Micro-Lofts: Coming Soon to your Neighbourhood?
Disclaimer: Comments made by Russ Trembytskyy appearing in the Newspaper "Meest (Mict)" on the 20th and 27th of March, 2014, page 4 in issues #12 and #13, as well as in the newspaper "Gazeta Plus" on the 28th of March 2014, page 14 in issue #641, are those of the author and have not been approved or authorized by RE/MAX West Realty Inc. Dated this 31st day of March 2014.
Can you imagine yourself living in a 270 square feet space?
That’s a 16 ½' by 16 ½' space which is the size of a large storage unit. Can you imagine yourself living in that space? Well, they are currently renovating the 100-year-old Burns Block in downtown Vancouver, putting in several of these units and calling them micro-lofts. Micro-Lofts! Each of these “suites” will contain a wall bed with a convertible dining table, a bar-size fridge and a shower with no tub. The bathroom is so small that there is no sink. The "living room" looks like it will only fit a small two-seater couch and coffee table. I'm getting claustrophobic just thinking about it! This is Vancouver's answer to the affordable housing crunch.
It appears that real estate prices, rent and availability of land in Vancouver has reached a point where construction cannot go outward and therefore has to go upward.
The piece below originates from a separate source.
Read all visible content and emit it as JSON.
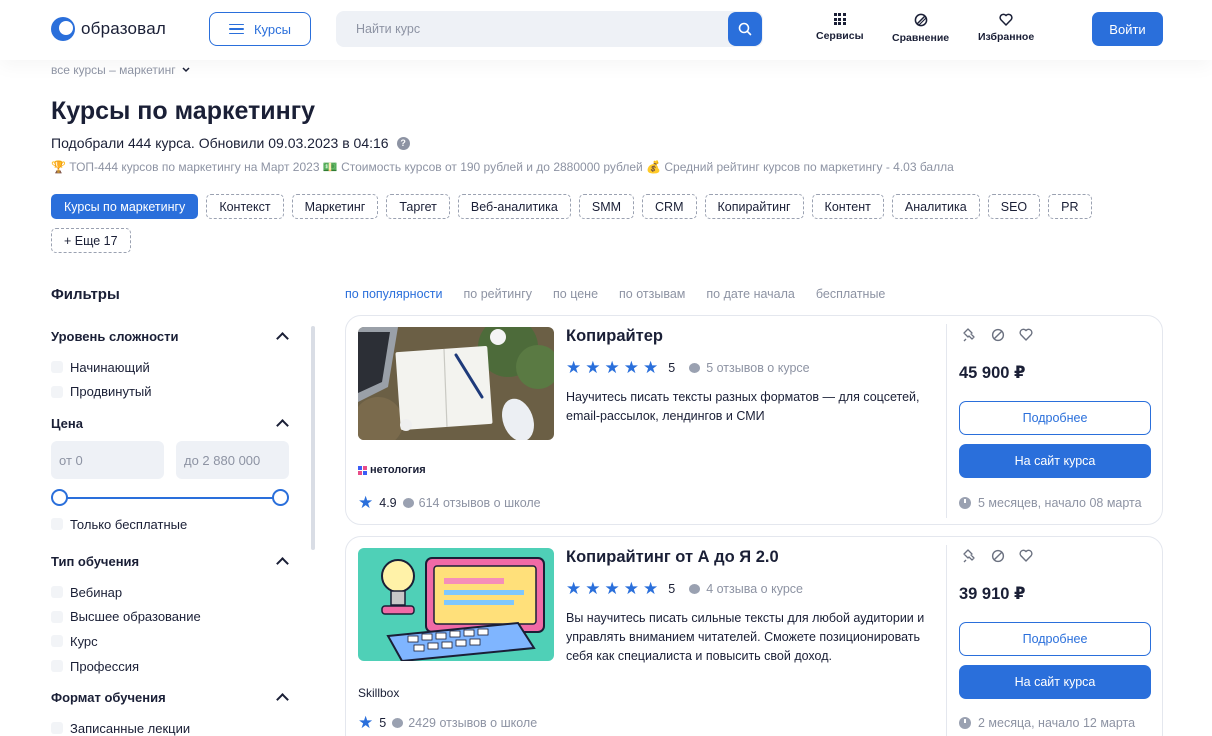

Rents for these "micro-lofts" start at $650 per unit. A bachelor suite in downtown Vancouver typically rents for about $300 more. A recent study by Canadian Mortgage and Housing Corporation (CMHC) pegged the average rent in Vancouver at $979, with the average bachelor suite in Toronto running around $805. In contrast, a 450 square foot studio apartment in Hong Kong rents for between $22,000HK and $25,000HK per month ($2,739 CAD - $3,113 CAD).
The concept of micro-sized suites is not new. People in places such as Los Angeles, Hong Kong and Japan, where land values have gone through the roof, have been building and living in these diminutive spaces for many years. The typical apartment in Tokyo, known as a 1K, (a suite with a kitchen but no dining room) is about 216 square feet and contains a bedroom/living room, bathroom, small kitchenette, closet and alcove. A 1DK (dining room and kitchen) is around 250 square feet.
A great example of ingenuity is displayed in the following video: http://www.treehugger.com/files/2010/01/watch-tiny-transformer-apartment-video.php. As you watch the video you will be astonished to how one man has adapted his mini-apartment in Hong Kong to maximize its space and utility.
With the trend of more vertical living and smaller suites increase within those towers, it'll be interesting to see if this trend catches on in Canada and what these baby units will sell for on the open market.